Work order: Your answer should consist of the lines in the following data that contain "JSON".
*** Excerpted records ***
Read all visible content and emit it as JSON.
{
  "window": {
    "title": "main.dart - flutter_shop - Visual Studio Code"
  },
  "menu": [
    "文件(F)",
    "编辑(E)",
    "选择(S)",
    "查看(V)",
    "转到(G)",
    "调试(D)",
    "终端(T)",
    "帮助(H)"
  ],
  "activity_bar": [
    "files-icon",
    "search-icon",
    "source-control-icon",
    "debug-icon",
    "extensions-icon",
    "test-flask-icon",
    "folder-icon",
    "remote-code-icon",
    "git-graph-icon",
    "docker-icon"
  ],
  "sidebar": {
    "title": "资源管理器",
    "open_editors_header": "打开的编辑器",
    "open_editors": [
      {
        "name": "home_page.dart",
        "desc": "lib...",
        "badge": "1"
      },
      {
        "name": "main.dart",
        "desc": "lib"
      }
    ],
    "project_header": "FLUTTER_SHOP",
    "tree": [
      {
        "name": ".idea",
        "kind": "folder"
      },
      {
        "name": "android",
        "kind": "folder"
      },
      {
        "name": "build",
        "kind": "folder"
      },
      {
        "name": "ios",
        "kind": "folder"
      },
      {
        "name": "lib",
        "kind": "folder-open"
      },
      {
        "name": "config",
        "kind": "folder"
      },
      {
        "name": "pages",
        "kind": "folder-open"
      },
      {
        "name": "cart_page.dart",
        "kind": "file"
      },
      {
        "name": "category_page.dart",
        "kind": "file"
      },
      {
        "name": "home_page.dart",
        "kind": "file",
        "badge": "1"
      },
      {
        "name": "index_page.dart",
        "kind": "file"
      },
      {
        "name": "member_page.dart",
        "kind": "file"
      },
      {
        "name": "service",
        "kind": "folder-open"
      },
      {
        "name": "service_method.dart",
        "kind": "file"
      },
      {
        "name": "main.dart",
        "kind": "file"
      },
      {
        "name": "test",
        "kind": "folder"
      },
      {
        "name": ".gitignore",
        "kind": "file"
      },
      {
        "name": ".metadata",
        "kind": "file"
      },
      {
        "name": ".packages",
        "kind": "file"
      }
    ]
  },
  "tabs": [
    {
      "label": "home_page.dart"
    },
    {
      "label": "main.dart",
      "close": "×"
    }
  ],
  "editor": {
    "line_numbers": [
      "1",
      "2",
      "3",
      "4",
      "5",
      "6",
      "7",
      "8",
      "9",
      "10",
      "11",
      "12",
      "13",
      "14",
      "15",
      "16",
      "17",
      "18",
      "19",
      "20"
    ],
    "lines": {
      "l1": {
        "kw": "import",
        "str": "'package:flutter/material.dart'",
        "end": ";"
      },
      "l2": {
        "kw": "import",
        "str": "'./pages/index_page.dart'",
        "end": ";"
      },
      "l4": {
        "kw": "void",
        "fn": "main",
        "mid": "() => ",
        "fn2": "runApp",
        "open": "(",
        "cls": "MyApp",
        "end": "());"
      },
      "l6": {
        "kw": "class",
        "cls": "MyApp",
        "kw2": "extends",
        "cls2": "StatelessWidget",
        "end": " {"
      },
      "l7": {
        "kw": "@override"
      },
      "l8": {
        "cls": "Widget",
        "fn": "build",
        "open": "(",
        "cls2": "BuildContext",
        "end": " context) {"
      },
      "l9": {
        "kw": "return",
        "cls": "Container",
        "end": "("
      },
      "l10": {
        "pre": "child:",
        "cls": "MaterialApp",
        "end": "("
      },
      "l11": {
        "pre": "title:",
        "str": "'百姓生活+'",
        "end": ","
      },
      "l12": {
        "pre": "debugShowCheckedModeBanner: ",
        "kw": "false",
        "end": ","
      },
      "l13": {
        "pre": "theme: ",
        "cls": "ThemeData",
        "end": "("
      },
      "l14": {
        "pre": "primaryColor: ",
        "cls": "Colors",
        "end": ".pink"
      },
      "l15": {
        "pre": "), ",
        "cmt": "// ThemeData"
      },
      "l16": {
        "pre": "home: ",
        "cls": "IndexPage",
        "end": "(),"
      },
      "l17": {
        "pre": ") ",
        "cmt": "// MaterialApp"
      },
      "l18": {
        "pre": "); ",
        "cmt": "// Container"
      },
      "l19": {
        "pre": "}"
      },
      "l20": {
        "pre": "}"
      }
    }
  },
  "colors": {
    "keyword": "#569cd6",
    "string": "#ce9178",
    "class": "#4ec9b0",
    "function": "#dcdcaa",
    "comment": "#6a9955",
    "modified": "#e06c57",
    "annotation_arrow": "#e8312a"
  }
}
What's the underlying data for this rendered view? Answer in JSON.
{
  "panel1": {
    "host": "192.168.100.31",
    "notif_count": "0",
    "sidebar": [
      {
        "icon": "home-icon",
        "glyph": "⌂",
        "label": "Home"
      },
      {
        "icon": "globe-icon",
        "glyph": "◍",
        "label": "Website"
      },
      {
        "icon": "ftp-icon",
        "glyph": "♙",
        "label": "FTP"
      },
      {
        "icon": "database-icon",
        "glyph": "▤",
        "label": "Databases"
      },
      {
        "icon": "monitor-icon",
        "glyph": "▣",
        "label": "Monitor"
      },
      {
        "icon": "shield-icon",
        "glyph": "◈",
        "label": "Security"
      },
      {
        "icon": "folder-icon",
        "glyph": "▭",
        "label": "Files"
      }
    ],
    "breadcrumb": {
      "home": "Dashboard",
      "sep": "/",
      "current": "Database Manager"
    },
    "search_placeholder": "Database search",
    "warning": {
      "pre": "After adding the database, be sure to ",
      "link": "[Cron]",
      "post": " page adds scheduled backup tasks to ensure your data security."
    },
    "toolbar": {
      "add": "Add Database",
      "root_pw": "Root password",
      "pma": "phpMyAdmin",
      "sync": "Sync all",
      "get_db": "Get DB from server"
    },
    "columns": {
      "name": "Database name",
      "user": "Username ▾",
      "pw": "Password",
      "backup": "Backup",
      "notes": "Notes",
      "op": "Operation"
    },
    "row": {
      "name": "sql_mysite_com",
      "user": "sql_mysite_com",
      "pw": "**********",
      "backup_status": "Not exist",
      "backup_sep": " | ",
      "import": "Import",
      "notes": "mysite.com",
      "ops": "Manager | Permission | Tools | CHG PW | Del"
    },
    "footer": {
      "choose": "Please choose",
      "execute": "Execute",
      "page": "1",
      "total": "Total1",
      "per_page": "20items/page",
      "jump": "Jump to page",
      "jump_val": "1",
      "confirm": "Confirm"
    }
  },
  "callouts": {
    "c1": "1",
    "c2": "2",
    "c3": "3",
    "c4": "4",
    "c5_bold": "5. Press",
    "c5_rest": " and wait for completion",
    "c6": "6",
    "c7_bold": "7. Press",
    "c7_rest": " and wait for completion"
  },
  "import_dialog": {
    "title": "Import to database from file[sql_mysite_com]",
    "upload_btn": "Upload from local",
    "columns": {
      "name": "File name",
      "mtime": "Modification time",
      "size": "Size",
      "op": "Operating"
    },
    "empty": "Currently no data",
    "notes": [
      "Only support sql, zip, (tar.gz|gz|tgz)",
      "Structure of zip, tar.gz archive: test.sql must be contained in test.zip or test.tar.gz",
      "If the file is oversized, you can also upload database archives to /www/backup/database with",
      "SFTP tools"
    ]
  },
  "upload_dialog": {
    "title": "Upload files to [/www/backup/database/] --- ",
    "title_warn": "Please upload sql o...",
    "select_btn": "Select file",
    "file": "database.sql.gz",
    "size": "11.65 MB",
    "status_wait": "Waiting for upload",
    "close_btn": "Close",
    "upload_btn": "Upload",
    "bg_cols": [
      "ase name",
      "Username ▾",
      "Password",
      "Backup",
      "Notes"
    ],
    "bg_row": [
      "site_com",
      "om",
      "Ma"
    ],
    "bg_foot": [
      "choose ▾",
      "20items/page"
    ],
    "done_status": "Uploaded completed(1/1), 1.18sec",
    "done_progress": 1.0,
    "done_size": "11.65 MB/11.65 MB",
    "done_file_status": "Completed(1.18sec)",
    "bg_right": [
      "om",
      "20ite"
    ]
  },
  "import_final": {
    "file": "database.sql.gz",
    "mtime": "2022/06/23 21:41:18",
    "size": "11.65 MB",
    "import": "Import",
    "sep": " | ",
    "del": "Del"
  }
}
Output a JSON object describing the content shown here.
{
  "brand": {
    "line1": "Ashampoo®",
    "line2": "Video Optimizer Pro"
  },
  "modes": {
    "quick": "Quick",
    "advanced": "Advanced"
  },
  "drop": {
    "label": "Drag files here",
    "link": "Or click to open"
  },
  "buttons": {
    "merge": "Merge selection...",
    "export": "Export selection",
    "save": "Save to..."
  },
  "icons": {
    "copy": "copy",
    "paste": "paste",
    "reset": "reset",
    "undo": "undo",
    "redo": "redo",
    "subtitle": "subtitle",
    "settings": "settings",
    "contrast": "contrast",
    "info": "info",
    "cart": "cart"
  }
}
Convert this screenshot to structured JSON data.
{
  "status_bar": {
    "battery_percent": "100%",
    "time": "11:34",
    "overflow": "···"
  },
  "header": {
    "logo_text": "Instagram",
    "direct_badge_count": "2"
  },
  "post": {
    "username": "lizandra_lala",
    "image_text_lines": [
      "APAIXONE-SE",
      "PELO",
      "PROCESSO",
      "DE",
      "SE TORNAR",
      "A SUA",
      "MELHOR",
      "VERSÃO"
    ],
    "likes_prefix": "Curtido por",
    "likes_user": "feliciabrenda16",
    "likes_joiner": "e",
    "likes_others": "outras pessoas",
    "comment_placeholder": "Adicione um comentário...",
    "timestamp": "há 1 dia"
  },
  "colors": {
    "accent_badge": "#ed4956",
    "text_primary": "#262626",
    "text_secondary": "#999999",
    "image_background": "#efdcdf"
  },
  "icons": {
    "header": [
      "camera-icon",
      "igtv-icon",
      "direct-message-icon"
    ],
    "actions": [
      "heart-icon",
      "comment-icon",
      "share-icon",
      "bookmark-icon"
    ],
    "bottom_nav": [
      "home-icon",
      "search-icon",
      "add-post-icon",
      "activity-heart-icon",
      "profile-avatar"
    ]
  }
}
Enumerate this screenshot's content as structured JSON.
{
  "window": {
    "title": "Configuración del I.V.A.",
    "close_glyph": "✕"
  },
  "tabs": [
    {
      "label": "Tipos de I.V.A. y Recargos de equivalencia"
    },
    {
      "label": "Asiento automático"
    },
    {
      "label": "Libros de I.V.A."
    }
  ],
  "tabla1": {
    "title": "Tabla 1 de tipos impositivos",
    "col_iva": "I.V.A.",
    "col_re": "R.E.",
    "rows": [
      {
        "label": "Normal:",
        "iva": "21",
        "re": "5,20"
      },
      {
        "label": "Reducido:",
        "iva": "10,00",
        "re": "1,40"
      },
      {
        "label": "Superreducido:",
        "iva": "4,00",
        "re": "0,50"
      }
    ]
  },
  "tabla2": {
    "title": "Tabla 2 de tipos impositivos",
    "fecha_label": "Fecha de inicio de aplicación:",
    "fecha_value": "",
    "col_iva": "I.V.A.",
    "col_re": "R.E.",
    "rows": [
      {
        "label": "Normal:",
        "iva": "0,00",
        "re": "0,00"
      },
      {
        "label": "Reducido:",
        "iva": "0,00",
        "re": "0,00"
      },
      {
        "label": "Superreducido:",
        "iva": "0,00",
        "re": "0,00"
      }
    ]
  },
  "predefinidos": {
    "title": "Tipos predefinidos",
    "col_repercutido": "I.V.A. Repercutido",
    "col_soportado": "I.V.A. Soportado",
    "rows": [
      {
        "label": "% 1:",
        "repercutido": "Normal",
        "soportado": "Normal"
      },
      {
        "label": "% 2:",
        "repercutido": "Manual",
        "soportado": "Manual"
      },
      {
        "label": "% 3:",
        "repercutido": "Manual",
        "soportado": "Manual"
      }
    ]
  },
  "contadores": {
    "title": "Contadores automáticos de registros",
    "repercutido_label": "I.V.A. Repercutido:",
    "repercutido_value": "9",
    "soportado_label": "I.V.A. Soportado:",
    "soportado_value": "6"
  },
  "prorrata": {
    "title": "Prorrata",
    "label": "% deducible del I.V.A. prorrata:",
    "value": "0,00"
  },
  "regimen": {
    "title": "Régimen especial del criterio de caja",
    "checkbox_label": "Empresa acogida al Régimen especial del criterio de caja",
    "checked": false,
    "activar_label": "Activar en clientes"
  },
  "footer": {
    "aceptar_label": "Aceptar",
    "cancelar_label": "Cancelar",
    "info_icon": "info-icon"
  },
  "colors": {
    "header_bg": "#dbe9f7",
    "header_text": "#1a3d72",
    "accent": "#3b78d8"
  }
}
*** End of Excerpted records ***
Completed task:
Read all visible content and emit it as JSON.
What's the underlying data for this rendered view? Answer in JSON.
Output a JSON object describing the content shown here.
Convert this screenshot to structured JSON data.
Enumerate this screenshot's content as structured JSON.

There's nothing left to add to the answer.